> **Assigned task**
Locate the string "Configure" throughout the material and copy every line in which it occurs.

> **Material supplied**
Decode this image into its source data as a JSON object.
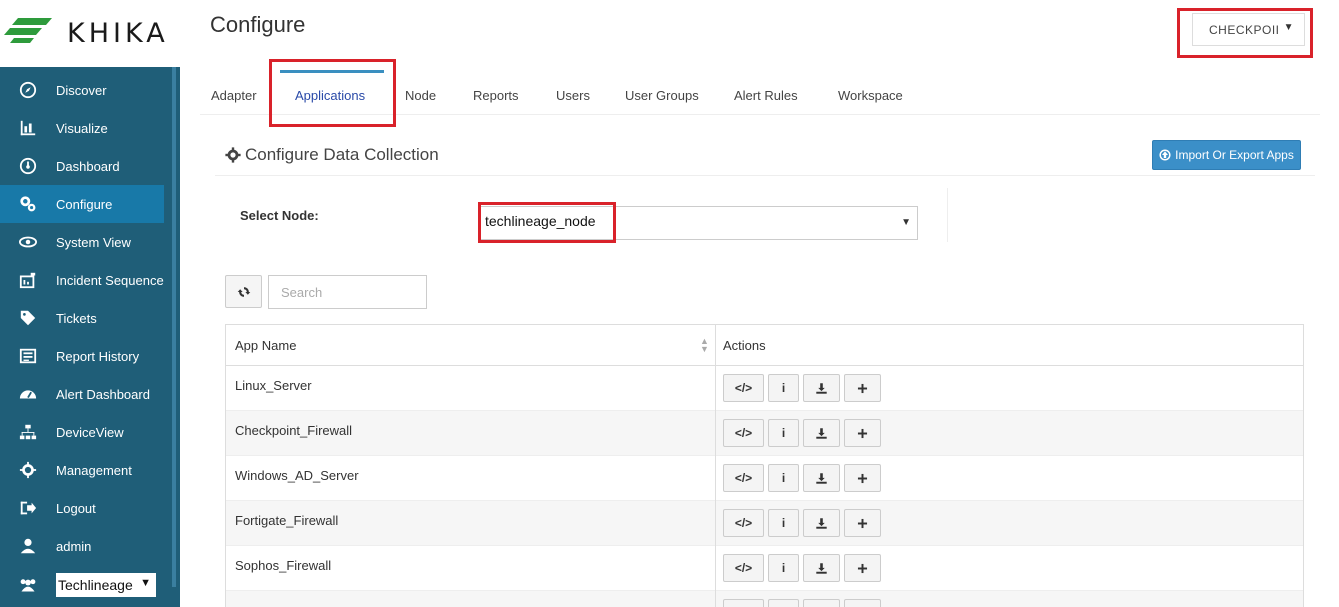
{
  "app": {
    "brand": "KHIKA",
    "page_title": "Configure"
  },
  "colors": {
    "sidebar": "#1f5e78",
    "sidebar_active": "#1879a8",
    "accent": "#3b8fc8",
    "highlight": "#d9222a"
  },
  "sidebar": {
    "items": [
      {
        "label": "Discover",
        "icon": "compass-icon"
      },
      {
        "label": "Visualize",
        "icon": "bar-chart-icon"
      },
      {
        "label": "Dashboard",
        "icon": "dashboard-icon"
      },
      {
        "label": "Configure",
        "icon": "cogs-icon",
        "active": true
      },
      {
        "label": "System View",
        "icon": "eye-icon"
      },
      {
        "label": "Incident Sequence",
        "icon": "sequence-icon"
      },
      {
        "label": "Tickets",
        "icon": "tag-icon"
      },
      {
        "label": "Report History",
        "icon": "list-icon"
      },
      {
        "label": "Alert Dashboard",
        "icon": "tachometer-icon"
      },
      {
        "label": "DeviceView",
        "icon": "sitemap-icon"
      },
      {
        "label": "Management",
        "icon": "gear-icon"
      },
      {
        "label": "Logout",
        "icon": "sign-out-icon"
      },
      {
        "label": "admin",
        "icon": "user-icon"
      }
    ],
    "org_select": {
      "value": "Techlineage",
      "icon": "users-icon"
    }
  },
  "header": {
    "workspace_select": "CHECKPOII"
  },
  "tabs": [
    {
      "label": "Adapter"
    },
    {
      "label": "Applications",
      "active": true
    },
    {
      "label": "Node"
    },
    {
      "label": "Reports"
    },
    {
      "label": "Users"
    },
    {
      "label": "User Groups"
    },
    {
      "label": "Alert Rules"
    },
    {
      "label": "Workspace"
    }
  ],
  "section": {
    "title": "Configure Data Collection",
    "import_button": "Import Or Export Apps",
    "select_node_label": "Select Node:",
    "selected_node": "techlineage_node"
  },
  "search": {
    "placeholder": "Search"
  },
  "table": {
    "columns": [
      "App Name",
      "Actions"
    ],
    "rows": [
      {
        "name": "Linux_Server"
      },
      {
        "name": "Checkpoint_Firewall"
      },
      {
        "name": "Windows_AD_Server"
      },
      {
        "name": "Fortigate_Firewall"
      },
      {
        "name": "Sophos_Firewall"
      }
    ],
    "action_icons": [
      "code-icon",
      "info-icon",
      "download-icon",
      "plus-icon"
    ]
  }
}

> **Response for this exercise**
    "page_title": "Configure"
        "label": "Configure",
    "title": "Configure Data Collection",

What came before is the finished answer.